THE BASICS OF EKGS
Sometimes learning some relevant background can help trainees better understand and remember how to interpret EKGs. For those interested the following topics have been separate into units that explain the basics of EKGs:
READING EKGS: INITIAL EVALUATION
While the basics of EKGs outlined above are useful for grasping concepts, they do not directly help with the reading of an EKG tracing. This comes from breaking down the “units” of EKG interpretation and after much practice. To help speed up this process the pages below aim to highlight the key patterns for each “unit” of reading an EKG so it can be mastered more quickly. The pages are also organized in the order that is generally accepted as the proper way to read through an EKG systematically:
- Determining the rate: the first step is usually calculating the heart rate of the patient.
- Evaluating P waves: the presence of P waves is important for characterizing the rhythm of the patient.

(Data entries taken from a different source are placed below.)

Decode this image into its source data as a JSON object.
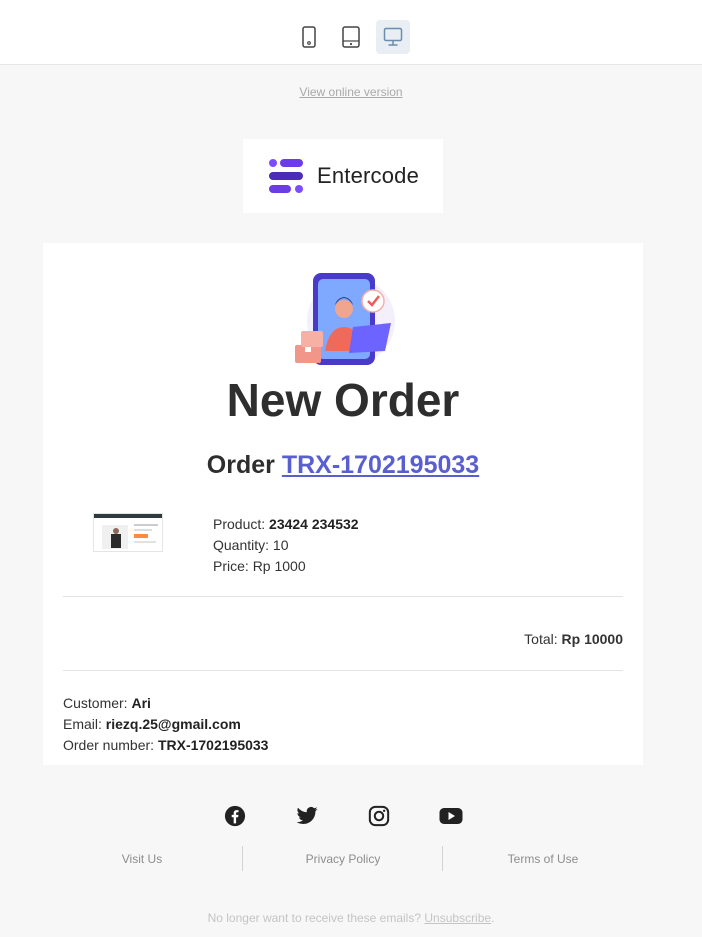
{
  "toolbar": {
    "devices": [
      {
        "name": "mobile",
        "icon": "mobile-icon",
        "active": false
      },
      {
        "name": "tablet",
        "icon": "tablet-icon",
        "active": false
      },
      {
        "name": "desktop",
        "icon": "desktop-icon",
        "active": true
      }
    ]
  },
  "header": {
    "view_online": "View online version",
    "logo_text": "Entercode",
    "logo_icon": "entercode-logo-icon"
  },
  "order": {
    "title": "New Order",
    "prefix": "Order",
    "number_link": "TRX-1702195033",
    "product_label": "Product:",
    "product_value": "23424 234532",
    "quantity_label": "Quantity:",
    "quantity_value": "10",
    "price_label": "Price:",
    "price_value": "Rp 1000",
    "total_label": "Total:",
    "total_value": "Rp 10000"
  },
  "customer": {
    "name_label": "Customer:",
    "name_value": "Ari",
    "email_label": "Email:",
    "email_value": "riezq.25@gmail.com",
    "order_number_label": "Order number:",
    "order_number_value": "TRX-1702195033"
  },
  "footer": {
    "social": [
      "facebook-icon",
      "twitter-icon",
      "instagram-icon",
      "youtube-icon"
    ],
    "links": [
      "Visit Us",
      "Privacy Policy",
      "Terms of Use"
    ],
    "unsub_text": "No longer want to receive these emails?",
    "unsub_link": "Unsubscribe",
    "unsub_suffix": "."
  },
  "colors": {
    "accent": "#5a5fd0",
    "logo_purple": "#6c3ce9",
    "selected_device_bg": "#e8eef4"
  }
}
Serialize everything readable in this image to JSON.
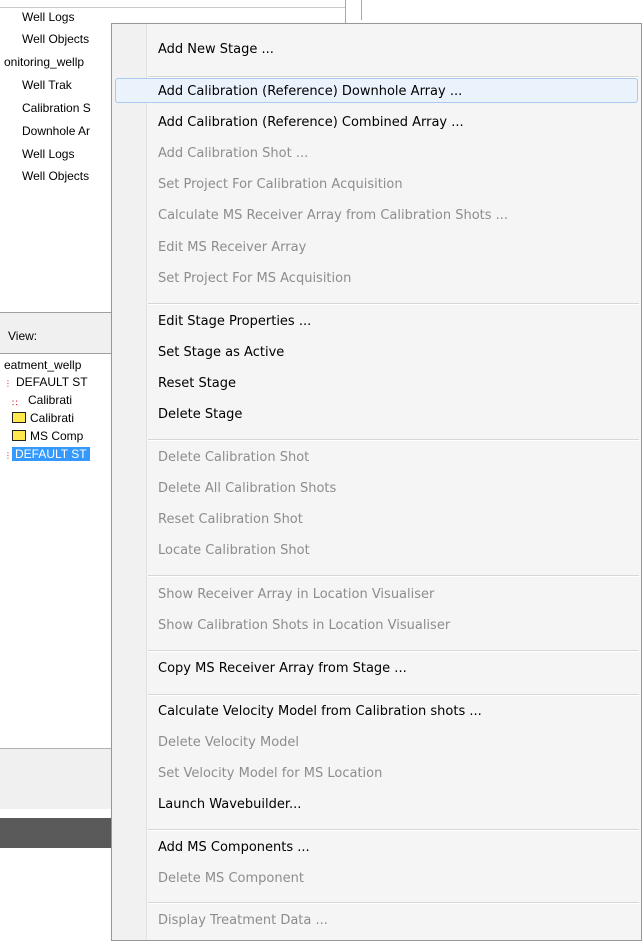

As a result, it may be one of the first things to interpret on the EKG.
- Determining if the patient has sinus rhythm: an important step is evaluating if the heart rhythm originates from the sinus node (sinus rhythm).
- Determining axis deviation: the next step is to determine if the axis of the heart has deviated to one side or another (often caused by hypertrophy of one side of the heart).
READING EKGS: CALCULATING IMPORTANT TIME INTERVALS
After reviewing some of the basics, the next thing to do when interpreting an EKG is to calculate the following important time intervals:
- Determining the PR interval: this is the amount of time between the start of the P wave and the beginning of the QRS complex (start of atrial contraction to the start of ventricular contraction).
- Determining the QRS interval: the time between the start and end of the QRS complex (i.e. the time of ventricular contraction).
- Determining the QT interval: time between the start of the QRS complex and the end of the T wave (time between ventricular contraction and ventricular re-polarization).
FUNDAMENTAL FINDINGS ON EKGS
P Wave Abnormalities:
EXAMPLES OF PATHOLOGY ON EKGS
Below are a list of pathological conditions that can be seen on EKGs:
Below are some resources that were created previously on this site. While they still are useful, The content above is meant to try and replace/integrate the materials below:
- Electrocardiogram Guide (EKG/ECG)
- Reading An EKG Quickly
- Archive Of Unremarkable EKGs
- Condition Specific EKGs
Page Updated: 03.04.2017